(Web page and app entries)

%%

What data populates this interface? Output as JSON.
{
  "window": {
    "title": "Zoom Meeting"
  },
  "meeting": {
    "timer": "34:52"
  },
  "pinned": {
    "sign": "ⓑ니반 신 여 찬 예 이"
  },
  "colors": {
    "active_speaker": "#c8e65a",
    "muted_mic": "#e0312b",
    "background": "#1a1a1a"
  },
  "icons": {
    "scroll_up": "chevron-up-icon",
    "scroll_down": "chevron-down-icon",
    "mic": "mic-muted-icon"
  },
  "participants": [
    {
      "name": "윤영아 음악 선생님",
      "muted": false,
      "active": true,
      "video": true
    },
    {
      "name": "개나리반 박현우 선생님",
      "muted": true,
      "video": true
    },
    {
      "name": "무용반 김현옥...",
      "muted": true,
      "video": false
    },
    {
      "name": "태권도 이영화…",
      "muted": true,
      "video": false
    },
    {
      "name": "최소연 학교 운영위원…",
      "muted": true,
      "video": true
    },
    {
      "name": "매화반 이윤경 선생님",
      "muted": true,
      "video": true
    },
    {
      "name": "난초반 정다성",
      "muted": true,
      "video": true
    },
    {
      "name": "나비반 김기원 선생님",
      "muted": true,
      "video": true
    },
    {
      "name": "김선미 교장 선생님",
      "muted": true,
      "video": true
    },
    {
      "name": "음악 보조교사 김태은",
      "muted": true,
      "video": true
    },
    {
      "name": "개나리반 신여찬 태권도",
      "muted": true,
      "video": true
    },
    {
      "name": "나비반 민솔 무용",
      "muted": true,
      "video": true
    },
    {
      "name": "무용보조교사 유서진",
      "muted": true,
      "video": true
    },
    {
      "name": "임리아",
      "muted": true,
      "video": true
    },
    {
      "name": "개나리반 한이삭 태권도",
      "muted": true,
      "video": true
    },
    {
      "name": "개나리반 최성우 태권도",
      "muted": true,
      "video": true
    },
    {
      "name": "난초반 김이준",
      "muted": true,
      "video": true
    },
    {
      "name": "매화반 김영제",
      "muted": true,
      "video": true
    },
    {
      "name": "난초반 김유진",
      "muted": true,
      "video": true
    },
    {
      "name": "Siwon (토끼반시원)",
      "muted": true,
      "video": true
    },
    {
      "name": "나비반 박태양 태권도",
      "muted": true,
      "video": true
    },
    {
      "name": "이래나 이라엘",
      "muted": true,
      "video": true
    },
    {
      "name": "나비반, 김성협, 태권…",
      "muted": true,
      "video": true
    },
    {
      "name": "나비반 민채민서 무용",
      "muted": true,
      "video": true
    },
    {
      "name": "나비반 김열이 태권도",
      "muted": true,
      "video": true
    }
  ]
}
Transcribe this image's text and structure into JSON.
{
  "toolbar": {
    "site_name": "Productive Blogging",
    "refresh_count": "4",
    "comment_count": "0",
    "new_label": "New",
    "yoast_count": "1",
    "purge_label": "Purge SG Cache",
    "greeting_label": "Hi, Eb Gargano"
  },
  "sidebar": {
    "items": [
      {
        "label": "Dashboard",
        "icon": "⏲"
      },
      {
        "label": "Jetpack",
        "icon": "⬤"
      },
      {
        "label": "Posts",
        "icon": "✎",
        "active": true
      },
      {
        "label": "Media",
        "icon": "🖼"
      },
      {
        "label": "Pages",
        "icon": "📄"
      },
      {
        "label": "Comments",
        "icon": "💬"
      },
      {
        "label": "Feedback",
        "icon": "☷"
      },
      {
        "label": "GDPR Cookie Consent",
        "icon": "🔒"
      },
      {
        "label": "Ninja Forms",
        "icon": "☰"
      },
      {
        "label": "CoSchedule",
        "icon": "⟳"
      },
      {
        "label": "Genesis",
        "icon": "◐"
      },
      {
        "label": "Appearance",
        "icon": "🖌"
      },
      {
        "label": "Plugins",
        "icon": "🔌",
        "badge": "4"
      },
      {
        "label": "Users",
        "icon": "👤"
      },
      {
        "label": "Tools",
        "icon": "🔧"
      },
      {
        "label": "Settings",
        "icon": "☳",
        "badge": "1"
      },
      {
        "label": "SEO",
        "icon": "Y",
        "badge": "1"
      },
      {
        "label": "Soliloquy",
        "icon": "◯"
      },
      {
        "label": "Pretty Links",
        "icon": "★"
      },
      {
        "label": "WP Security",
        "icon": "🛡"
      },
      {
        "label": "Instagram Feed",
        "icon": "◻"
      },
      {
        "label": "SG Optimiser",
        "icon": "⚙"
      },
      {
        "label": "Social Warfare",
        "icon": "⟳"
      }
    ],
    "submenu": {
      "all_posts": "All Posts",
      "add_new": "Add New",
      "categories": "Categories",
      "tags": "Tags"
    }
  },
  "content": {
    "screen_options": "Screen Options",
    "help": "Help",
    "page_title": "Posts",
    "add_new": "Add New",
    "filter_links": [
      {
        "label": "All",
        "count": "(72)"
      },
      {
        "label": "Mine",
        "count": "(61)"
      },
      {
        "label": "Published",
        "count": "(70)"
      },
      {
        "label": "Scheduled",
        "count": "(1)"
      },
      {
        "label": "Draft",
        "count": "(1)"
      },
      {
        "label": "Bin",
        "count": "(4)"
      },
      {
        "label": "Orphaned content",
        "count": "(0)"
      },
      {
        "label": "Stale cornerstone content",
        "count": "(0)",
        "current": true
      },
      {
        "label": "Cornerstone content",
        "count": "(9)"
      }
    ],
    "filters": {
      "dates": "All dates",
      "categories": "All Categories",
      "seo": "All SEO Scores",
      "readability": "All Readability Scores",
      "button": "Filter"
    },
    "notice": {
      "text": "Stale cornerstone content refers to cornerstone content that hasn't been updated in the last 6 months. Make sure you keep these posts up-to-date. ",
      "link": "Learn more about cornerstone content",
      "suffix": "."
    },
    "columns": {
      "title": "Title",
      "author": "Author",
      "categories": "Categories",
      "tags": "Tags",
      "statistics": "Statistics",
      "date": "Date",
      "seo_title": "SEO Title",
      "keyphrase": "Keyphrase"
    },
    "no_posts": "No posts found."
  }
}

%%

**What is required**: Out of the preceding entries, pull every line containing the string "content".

**Final answer**:
  "content": {
        "label": "Orphaned content",
        "label": "Stale cornerstone content",
        "label": "Cornerstone content",
      "text": "Stale cornerstone content refers to cornerstone content that hasn't been updated in the last 6 months. Make sure you keep these posts up-to-date. ",
      "link": "Learn more about cornerstone content",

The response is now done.